> Material shown:
※

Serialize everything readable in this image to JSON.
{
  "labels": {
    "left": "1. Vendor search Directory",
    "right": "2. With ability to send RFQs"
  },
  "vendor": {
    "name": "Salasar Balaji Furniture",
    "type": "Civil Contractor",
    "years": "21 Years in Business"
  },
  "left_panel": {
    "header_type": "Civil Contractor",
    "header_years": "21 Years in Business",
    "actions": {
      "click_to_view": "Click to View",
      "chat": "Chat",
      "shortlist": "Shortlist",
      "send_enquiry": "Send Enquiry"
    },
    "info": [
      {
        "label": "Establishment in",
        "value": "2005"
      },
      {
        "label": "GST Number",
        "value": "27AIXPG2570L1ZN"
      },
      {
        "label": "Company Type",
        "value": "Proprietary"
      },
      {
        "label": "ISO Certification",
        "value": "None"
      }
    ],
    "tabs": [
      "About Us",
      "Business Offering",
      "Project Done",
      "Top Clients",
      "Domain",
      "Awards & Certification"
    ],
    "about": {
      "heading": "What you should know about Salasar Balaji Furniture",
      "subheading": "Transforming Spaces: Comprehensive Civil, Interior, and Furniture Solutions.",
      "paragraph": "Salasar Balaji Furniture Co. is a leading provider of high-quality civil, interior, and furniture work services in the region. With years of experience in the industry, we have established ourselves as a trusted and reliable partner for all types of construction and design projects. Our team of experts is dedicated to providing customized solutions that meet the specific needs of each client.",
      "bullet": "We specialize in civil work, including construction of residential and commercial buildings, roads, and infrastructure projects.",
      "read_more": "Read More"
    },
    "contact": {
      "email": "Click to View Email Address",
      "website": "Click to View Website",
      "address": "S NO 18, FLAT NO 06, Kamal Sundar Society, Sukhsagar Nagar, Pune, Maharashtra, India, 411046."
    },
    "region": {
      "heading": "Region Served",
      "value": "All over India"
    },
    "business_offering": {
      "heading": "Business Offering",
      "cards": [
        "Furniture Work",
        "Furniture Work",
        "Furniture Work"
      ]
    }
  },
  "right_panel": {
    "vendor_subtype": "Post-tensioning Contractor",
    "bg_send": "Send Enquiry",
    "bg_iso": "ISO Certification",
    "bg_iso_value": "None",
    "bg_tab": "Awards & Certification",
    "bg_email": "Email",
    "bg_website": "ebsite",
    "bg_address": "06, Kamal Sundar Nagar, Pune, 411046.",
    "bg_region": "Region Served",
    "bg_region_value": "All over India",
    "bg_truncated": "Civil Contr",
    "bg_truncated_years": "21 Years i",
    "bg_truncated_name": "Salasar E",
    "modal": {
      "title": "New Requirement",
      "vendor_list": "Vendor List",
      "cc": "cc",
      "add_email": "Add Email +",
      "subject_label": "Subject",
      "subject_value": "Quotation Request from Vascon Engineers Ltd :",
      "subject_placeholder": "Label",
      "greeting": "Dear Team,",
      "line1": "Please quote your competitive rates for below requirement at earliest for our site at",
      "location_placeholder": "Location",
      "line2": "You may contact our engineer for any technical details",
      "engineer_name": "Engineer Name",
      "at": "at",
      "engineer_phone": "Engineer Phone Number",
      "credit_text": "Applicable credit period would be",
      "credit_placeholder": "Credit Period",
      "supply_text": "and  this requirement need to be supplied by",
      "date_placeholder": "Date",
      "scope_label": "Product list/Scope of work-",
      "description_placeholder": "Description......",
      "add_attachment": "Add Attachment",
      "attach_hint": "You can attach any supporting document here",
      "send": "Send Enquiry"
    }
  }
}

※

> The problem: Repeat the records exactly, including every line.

> Output of the exercise:
Serialize everything readable in this image to JSON.
{
  "labels": {
    "left": "1. Vendor search Directory",
    "right": "2. With ability to send RFQs"
  },
  "vendor": {
    "name": "Salasar Balaji Furniture",
    "type": "Civil Contractor",
    "years": "21 Years in Business"
  },
  "left_panel": {
    "header_type": "Civil Contractor",
    "header_years": "21 Years in Business",
    "actions": {
      "click_to_view": "Click to View",
      "chat": "Chat",
      "shortlist": "Shortlist",
      "send_enquiry": "Send Enquiry"
    },
    "info": [
      {
        "label": "Establishment in",
        "value": "2005"
      },
      {
        "label": "GST Number",
        "value": "27AIXPG2570L1ZN"
      },
      {
        "label": "Company Type",
        "value": "Proprietary"
      },
      {
        "label": "ISO Certification",
        "value": "None"
      }
    ],
    "tabs": [
      "About Us",
      "Business Offering",
      "Project Done",
      "Top Clients",
      "Domain",
      "Awards & Certification"
    ],
    "about": {
      "heading": "What you should know about Salasar Balaji Furniture",
      "subheading": "Transforming Spaces: Comprehensive Civil, Interior, and Furniture Solutions.",
      "paragraph": "Salasar Balaji Furniture Co. is a leading provider of high-quality civil, interior, and furniture work services in the region. With years of experience in the industry, we have established ourselves as a trusted and reliable partner for all types of construction and design projects. Our team of experts is dedicated to providing customized solutions that meet the specific needs of each client.",
      "bullet": "We specialize in civil work, including construction of residential and commercial buildings, roads, and infrastructure projects.",
      "read_more": "Read More"
    },
    "contact": {
      "email": "Click to View Email Address",
      "website": "Click to View Website",
      "address": "S NO 18, FLAT NO 06, Kamal Sundar Society, Sukhsagar Nagar, Pune, Maharashtra, India, 411046."
    },
    "region": {
      "heading": "Region Served",
      "value": "All over India"
    },
    "business_offering": {
      "heading": "Business Offering",
      "cards": [
        "Furniture Work",
        "Furniture Work",
        "Furniture Work"
      ]
    }
  },
  "right_panel": {
    "vendor_subtype": "Post-tensioning Contractor",
    "bg_send": "Send Enquiry",
    "bg_iso": "ISO Certification",
    "bg_iso_value": "None",
    "bg_tab": "Awards & Certification",
    "bg_email": "Email",
    "bg_website": "ebsite",
    "bg_address": "06, Kamal Sundar Nagar, Pune, 411046.",
    "bg_region": "Region Served",
    "bg_region_value": "All over India",
    "bg_truncated": "Civil Contr",
    "bg_truncated_years": "21 Years i",
    "bg_truncated_name": "Salasar E",
    "modal": {
      "title": "New Requirement",
      "vendor_list": "Vendor List",
      "cc": "cc",
      "add_email": "Add Email +",
      "subject_label": "Subject",
      "subject_value": "Quotation Request from Vascon Engineers Ltd :",
      "subject_placeholder": "Label",
      "greeting": "Dear Team,",
      "line1": "Please quote your competitive rates for below requirement at earliest for our site at",
      "location_placeholder": "Location",
      "line2": "You may contact our engineer for any technical details",
      "engineer_name": "Engineer Name",
      "at": "at",
      "engineer_phone": "Engineer Phone Number",
      "credit_text": "Applicable credit period would be",
      "credit_placeholder": "Credit Period",
      "supply_text": "and  this requirement need to be supplied by",
      "date_placeholder": "Date",
      "scope_label": "Product list/Scope of work-",
      "description_placeholder": "Description......",
      "add_attachment": "Add Attachment",
      "attach_hint": "You can attach any supporting document here",
      "send": "Send Enquiry"
    }
  }
}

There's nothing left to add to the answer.